Instructions for the task:
From the data below, copy each line that includes the word "legend".

Records shown:
--

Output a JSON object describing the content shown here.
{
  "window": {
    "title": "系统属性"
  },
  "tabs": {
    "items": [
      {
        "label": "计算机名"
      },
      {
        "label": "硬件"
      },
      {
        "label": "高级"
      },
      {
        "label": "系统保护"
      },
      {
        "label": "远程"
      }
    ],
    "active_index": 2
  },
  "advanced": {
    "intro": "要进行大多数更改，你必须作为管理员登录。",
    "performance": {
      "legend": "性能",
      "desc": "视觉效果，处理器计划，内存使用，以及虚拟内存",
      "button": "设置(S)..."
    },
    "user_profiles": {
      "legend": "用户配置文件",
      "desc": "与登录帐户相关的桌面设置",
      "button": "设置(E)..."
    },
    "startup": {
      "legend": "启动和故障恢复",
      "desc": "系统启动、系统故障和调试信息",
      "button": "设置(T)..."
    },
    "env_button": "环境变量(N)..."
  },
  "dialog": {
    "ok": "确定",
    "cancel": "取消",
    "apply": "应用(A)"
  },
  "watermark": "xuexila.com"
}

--

Answer box:
      "legend": "性能",
      "legend": "用户配置文件",
      "legend": "启动和故障恢复",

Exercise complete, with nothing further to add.